Excluding Part I of the Indian Arbitration and Conciliation Act 1996: is it necessary?
Ms. Priyanka Gandhi (Associate) and Mr. Ankur Kashyap (Associate), Juris Corp.
In a recent decision, the Indian Supreme Court refused to appoint an arbitrator in an international arbitration on the ground that the arbitration agreement excluded the application of Part I of the Indian Arbitration and Conciliation Act 1996 (Act) (which contained the provision for appointment of arbitrators). The Supreme Court reached this decision despite the fact that the arbitration agreement did not contain an express exclusion of Part I of the Act but rather provided for the arbitration to be conducted outside India and governed by a foreign law.
Part I of the Act deals with domestic arbitration and section 2(2) provides that Part I shall apply where the place of arbitration is India.
In Bhatia International v Bulk Trading SA(2002) 4 SCC 105, the Indian Supreme Court held that Part I of the Act applied not just to arbitrations with their seat in India, but also to arbitrations taking place outside India involving an Indian party, unless the parties expressly or impliedly excluded any or all of its provisions. This was confirmed by the Supreme Court in Venture Global Engineering v Satyam Computer Ltd (2008) 4 SC 190.
Section 11(6) of the Act provides the procedure for appointment of arbitrators.
In this case, M/s Dozco India P. Ltd. (the petitioner) entered into a distributorship agreement with M/s Doosan Infracore Co. Ltd. (the respondent) under which the petitioner was appointed as the respondent's exclusive distributor in India and Bhutan. The distribution agreement contained an arbitration agreement providing for arbitration under the ICC Arbitration Rules. The seat of arbitration was to be "Seoul, Korea (or such other place as the parties may agree in writing)", and the governing law was the law of the Republic of Korea.
Subsequently, disputes arose between the parties. The petitioner sent a notice to the respondent calling on it to appoint an arbitrator in accordance with the arbitration agreement contained in the distribution agreement. On the respondent's failure to appoint an arbitrator, the petitioner filed an application in the Supreme Court of India for the appointment of an arbitrator under section 11(6) of the Act.
The issue that fell for interpretation by the court was whether the arbitration agreement specifically ousted the jurisdiction of the court by "expressly" excluding Part I of the Act.
The petitioner, relying on the Supreme Court's judgment in Bhatia International v Bulk Trading SA, Citation Infowares Ltd. v Equinox Corporation and Intdel Technical Private Services Ltd. v W.S. Atkins Rail Ltd., contended that since Part I of the Act was not "expressly" or "impliedly" excluded by the parties, it continued to apply even if it was an arbitration to be conducted outside India and governed by foreign law. It further contended that since the bracketed portion of the arbitration agreement gave the parties an option to designate another place of arbitration, it was not the intention of the parties to designate Seoul, Korea, as the legal seat of arbitration.

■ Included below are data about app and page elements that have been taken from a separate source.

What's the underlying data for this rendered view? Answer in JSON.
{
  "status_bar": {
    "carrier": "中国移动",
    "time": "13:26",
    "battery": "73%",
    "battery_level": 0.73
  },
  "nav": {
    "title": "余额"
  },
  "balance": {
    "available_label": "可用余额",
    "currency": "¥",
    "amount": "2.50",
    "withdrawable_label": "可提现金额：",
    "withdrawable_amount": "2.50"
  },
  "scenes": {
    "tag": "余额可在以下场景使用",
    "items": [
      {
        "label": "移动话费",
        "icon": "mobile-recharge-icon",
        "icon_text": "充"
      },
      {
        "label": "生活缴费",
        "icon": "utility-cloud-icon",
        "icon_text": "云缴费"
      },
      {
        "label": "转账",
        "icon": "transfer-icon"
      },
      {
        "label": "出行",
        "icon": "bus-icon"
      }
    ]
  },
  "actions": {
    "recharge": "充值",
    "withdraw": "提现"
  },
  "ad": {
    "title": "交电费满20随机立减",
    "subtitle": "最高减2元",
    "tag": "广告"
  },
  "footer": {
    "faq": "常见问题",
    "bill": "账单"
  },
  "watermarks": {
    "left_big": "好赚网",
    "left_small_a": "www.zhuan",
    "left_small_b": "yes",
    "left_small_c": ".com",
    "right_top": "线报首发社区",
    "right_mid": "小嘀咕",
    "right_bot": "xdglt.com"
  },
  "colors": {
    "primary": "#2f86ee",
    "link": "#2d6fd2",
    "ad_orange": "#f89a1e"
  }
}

Rejecting the petitioner's contention, the Indian Supreme Court held that the language of the arbitration agreement was clearly indicative of an "express" exclusion of Part I of the Act.
In reaching this conclusion, the Court distinguished its decisions in Citation Infowares and Intdel. The Court held that Part I was not excluded in those cases, as the impugned arbitration agreements in both cases, even though providing for the governing law to be a foreign law, did not provide for the place of arbitration to be outside India.
Further, the Court, relying on Naviera Amozonica Peruna S.A. v Compania Internationacional De Seguros Del Peru, drew a distinction between the legal "seat" of arbitration and a geographically convenient "place" of arbitration and held that it was never the intention of the parties to have the legal seat of arbitration as any place other than Seoul, Korea.
Having concluded that Part I and therefore section 11(6) were "expressly" excluded, the Court rejected the application for the appointment of arbitrators.
If the Bhatia judgment was the thin end of the wedge, then the Satyam judgment flung the door open, especially with regard to applying Part I to arbitrations conducted outside India - even though section 5 of the Act expressly embodies the principle of minimum judicial intervention in arbitration.
Since Bhatia, "express" exclusion of Part I of the Act was always understood to mean the specific inclusion of a clause in an arbitration agreement to that effect (that is, a sub-clause that Part I will not apply). However, the Supreme Court in this judgment appears to hold that an express exclusion is not required; it will be sufficient if the applicable law is a foreign law and the seat of arbitration is outside India.